What you have to do: Aside from the pictures, the entries should be given again exactly.

Listed entries:

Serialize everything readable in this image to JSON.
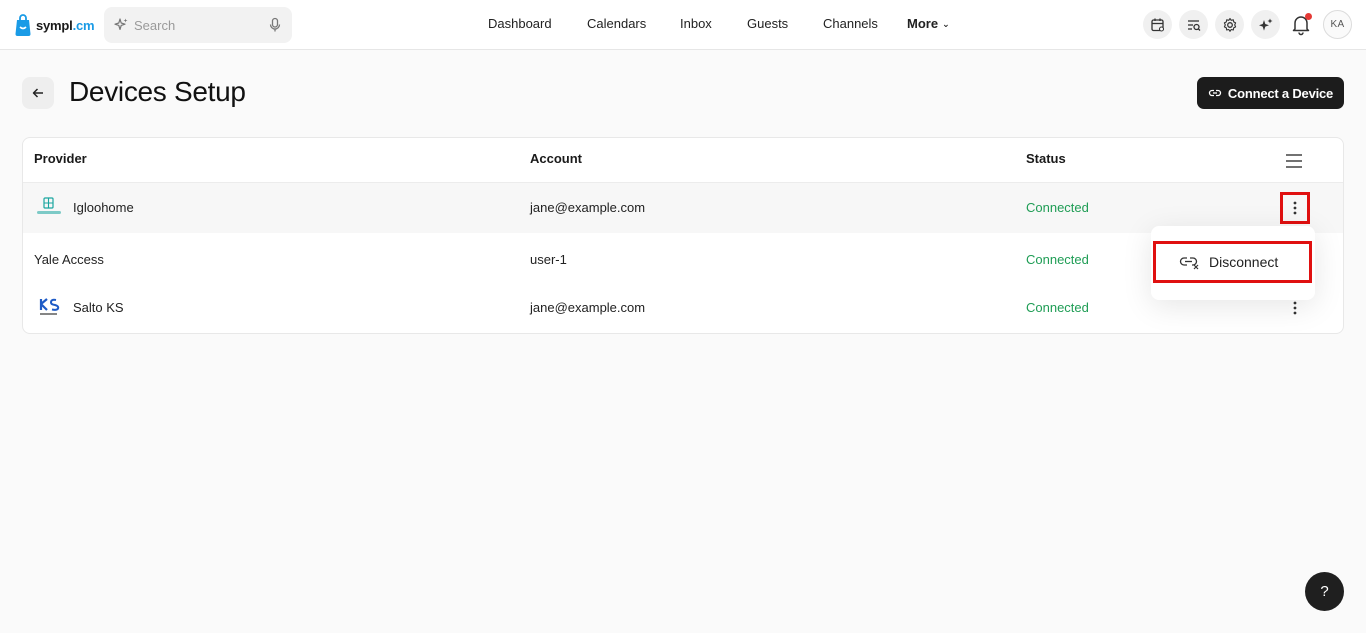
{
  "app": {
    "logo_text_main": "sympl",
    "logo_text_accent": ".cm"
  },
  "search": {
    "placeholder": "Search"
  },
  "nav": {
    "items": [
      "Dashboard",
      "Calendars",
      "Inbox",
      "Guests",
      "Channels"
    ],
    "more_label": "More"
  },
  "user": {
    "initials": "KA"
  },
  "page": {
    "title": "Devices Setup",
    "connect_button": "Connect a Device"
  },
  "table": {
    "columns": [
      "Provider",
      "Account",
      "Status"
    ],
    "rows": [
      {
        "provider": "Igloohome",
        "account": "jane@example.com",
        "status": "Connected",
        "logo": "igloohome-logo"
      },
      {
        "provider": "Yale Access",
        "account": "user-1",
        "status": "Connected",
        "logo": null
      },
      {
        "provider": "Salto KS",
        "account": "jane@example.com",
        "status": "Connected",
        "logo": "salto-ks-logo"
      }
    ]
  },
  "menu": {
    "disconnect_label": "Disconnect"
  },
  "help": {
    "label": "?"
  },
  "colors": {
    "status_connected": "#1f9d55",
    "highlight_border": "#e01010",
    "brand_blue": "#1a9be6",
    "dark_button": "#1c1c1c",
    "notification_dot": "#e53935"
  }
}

Output:
Serialize everything readable in this image to JSON.
{
  "app": {
    "logo_text_main": "sympl",
    "logo_text_accent": ".cm"
  },
  "search": {
    "placeholder": "Search"
  },
  "nav": {
    "items": [
      "Dashboard",
      "Calendars",
      "Inbox",
      "Guests",
      "Channels"
    ],
    "more_label": "More"
  },
  "user": {
    "initials": "KA"
  },
  "page": {
    "title": "Devices Setup",
    "connect_button": "Connect a Device"
  },
  "table": {
    "columns": [
      "Provider",
      "Account",
      "Status"
    ],
    "rows": [
      {
        "provider": "Igloohome",
        "account": "jane@example.com",
        "status": "Connected",
        "logo": "igloohome-logo"
      },
      {
        "provider": "Yale Access",
        "account": "user-1",
        "status": "Connected",
        "logo": null
      },
      {
        "provider": "Salto KS",
        "account": "jane@example.com",
        "status": "Connected",
        "logo": "salto-ks-logo"
      }
    ]
  },
  "menu": {
    "disconnect_label": "Disconnect"
  },
  "help": {
    "label": "?"
  },
  "colors": {
    "status_connected": "#1f9d55",
    "highlight_border": "#e01010",
    "brand_blue": "#1a9be6",
    "dark_button": "#1c1c1c",
    "notification_dot": "#e53935"
  }
}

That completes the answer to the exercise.